Note every line in the entries that contains the string "ArchangelEngine", and copy it.

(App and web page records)
↓↓↓

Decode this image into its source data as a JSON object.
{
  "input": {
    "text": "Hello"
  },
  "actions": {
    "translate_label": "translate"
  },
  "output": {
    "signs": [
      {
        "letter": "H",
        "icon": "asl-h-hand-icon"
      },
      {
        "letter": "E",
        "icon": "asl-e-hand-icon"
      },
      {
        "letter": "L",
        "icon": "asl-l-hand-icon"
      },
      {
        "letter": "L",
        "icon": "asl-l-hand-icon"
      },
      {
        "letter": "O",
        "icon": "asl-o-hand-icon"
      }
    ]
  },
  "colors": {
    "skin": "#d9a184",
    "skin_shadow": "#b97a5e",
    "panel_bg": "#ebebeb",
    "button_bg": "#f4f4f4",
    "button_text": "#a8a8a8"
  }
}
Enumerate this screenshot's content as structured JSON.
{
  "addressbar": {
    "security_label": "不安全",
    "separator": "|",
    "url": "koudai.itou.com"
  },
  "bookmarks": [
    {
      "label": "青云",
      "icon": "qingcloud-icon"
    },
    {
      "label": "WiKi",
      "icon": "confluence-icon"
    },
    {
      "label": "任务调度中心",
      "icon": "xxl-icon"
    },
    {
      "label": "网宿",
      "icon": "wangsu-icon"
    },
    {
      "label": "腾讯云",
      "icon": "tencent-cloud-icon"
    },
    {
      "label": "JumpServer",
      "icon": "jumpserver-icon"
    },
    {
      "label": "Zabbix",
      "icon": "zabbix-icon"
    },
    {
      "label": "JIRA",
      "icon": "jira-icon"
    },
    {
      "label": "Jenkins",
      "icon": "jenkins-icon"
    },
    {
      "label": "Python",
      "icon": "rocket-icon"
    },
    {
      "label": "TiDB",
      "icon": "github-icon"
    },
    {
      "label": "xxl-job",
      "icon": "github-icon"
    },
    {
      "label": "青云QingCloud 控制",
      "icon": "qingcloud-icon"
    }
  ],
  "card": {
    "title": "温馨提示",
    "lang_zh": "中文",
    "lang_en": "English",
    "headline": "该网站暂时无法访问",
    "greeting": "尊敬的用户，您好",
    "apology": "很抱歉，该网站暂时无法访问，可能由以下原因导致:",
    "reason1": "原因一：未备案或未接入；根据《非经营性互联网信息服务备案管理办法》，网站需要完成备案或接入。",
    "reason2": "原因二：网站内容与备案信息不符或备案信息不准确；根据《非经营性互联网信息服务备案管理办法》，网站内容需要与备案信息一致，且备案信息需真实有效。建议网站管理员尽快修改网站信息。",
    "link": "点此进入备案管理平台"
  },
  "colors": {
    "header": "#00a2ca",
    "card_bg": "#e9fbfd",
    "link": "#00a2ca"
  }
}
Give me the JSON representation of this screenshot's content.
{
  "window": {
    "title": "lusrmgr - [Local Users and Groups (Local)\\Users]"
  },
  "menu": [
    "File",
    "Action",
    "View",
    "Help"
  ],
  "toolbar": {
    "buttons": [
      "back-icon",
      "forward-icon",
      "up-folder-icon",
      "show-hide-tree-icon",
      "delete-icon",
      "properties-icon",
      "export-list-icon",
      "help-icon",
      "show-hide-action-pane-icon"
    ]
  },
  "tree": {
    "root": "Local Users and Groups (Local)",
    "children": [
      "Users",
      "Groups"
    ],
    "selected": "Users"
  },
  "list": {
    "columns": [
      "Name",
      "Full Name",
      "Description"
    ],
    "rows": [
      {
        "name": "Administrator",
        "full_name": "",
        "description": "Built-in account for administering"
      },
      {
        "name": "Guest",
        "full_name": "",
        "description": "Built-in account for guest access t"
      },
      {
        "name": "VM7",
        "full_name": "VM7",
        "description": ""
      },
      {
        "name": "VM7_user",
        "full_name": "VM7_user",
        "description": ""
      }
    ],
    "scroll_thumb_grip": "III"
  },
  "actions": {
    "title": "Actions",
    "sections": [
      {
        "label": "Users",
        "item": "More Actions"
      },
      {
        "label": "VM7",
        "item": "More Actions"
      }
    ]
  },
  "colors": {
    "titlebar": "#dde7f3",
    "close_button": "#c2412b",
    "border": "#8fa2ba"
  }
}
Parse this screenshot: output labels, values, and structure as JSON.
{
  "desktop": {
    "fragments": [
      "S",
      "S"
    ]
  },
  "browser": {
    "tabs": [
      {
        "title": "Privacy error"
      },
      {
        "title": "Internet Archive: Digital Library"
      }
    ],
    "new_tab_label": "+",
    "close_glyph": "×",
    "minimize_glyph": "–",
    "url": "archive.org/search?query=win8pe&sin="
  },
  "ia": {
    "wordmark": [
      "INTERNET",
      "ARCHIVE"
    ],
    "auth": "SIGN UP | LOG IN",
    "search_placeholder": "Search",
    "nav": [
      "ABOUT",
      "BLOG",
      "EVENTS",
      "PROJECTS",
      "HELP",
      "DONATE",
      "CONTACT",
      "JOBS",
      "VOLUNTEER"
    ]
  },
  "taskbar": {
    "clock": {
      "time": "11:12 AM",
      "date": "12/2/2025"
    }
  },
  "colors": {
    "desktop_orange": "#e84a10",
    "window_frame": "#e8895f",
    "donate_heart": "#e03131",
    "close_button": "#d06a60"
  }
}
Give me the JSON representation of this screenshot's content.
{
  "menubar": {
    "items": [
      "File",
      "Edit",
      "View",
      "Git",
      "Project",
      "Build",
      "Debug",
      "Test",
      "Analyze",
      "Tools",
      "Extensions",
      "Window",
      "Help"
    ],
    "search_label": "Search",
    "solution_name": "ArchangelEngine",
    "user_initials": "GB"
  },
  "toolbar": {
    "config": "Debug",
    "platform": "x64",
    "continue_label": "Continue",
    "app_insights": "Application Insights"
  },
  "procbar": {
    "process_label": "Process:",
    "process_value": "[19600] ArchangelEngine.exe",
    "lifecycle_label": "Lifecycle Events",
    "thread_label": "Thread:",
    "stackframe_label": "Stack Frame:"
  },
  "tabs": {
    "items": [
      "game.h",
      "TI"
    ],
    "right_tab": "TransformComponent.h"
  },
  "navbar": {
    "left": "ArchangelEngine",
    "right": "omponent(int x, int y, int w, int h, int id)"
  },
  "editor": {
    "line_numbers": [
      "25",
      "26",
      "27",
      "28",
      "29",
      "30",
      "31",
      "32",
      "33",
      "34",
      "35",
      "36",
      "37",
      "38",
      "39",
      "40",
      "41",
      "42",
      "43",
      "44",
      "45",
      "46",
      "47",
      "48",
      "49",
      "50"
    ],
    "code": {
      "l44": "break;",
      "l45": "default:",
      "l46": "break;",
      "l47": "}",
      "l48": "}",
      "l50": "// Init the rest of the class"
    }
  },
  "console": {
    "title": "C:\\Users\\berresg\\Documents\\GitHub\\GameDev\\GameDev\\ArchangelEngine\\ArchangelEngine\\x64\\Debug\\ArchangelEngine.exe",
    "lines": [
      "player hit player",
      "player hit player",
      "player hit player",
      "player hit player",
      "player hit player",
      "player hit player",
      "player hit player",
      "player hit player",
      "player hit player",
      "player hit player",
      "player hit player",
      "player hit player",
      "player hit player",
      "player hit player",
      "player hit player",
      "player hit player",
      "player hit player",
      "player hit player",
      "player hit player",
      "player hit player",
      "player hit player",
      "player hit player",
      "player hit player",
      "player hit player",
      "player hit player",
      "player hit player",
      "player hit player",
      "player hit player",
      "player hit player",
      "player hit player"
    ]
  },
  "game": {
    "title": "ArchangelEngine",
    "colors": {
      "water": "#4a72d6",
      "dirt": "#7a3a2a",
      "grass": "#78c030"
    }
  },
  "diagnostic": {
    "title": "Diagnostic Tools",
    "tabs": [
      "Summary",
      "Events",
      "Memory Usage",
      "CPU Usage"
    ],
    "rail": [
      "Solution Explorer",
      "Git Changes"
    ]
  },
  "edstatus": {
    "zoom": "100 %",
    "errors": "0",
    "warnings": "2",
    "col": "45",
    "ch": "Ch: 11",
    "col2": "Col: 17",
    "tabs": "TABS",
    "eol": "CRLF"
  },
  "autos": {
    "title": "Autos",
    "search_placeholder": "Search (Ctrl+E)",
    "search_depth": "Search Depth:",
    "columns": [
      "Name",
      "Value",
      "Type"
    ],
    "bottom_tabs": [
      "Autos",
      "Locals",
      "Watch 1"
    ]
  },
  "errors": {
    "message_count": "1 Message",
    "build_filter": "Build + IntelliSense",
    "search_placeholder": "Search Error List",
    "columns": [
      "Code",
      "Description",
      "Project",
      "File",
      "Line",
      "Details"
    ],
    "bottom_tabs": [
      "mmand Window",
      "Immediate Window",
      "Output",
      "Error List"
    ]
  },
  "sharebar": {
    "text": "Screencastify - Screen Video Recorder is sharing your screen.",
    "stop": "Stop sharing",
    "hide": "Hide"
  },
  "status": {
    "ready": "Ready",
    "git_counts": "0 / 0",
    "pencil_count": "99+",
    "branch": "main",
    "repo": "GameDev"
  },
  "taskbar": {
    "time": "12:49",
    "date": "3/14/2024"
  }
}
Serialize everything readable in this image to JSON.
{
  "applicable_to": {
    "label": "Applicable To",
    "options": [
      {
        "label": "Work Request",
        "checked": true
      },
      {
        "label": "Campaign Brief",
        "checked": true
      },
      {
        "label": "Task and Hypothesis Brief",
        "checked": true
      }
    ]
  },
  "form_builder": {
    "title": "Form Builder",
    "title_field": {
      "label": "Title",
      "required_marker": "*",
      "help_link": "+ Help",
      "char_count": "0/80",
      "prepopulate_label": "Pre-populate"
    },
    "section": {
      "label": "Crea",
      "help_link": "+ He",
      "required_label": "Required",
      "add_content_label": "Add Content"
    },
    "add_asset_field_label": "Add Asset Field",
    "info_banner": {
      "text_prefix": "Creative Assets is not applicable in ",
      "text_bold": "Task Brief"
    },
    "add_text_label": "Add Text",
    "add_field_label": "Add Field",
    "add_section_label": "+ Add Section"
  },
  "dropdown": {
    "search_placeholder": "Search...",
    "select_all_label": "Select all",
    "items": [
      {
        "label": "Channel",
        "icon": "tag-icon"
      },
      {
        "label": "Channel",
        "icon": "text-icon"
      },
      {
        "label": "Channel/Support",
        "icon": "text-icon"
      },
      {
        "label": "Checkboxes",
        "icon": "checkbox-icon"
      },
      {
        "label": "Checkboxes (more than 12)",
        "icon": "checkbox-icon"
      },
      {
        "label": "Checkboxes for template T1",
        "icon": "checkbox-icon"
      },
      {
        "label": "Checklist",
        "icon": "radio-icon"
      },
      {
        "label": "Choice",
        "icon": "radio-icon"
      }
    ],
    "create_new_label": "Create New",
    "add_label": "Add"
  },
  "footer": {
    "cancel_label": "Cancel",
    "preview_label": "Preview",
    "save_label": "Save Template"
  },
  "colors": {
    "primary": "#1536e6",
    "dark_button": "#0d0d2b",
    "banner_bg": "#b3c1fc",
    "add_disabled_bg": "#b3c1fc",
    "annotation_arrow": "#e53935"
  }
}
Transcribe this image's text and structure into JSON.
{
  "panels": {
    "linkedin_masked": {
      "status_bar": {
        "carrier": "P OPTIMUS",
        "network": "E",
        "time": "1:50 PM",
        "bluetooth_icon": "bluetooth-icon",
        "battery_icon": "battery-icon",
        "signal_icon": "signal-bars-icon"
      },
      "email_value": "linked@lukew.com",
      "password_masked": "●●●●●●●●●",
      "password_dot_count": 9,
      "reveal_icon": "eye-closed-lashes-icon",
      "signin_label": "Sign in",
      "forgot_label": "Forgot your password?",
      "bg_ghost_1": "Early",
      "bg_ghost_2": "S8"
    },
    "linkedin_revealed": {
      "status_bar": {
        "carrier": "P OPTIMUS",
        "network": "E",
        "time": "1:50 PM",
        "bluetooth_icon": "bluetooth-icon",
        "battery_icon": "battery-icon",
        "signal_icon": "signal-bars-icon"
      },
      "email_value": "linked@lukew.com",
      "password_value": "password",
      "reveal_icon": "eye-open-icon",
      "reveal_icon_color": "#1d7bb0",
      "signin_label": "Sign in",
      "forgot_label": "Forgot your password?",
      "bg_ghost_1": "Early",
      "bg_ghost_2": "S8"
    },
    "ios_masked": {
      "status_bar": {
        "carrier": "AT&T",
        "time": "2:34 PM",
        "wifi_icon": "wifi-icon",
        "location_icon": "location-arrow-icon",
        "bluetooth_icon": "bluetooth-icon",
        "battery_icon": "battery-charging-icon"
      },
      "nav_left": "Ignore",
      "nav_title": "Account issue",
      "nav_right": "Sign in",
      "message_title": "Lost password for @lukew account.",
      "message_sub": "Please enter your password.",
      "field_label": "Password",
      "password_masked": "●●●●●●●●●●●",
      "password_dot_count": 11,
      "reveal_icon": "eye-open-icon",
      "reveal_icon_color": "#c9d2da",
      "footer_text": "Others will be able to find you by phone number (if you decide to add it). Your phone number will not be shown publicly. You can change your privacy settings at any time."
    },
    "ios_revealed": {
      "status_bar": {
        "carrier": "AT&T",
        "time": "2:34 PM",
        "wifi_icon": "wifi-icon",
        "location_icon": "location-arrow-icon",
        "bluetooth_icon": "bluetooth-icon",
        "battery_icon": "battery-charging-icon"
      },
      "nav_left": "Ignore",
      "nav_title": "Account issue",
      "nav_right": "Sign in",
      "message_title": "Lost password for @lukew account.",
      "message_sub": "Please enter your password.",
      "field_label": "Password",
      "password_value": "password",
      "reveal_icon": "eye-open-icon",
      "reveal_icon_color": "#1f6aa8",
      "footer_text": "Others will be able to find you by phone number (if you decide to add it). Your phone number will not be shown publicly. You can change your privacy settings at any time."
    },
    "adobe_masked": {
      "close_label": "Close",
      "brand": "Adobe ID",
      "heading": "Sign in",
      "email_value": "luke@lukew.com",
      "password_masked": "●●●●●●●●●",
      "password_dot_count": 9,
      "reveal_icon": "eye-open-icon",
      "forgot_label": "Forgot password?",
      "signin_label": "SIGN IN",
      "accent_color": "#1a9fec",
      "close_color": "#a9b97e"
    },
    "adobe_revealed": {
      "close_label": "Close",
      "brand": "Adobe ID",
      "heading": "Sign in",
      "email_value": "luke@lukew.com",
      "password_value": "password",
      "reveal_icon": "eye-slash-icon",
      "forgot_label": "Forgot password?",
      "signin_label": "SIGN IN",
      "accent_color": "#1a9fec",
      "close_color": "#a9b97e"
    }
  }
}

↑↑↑

» **Answer to this problem**
    "solution_name": "ArchangelEngine",
    "process_value": "[19600] ArchangelEngine.exe",
    "left": "ArchangelEngine",
    "title": "C:\\Users\\berresg\\Documents\\GitHub\\GameDev\\GameDev\\ArchangelEngine\\ArchangelEngine\\x64\\Debug\\ArchangelEngine.exe",
    "title": "ArchangelEngine",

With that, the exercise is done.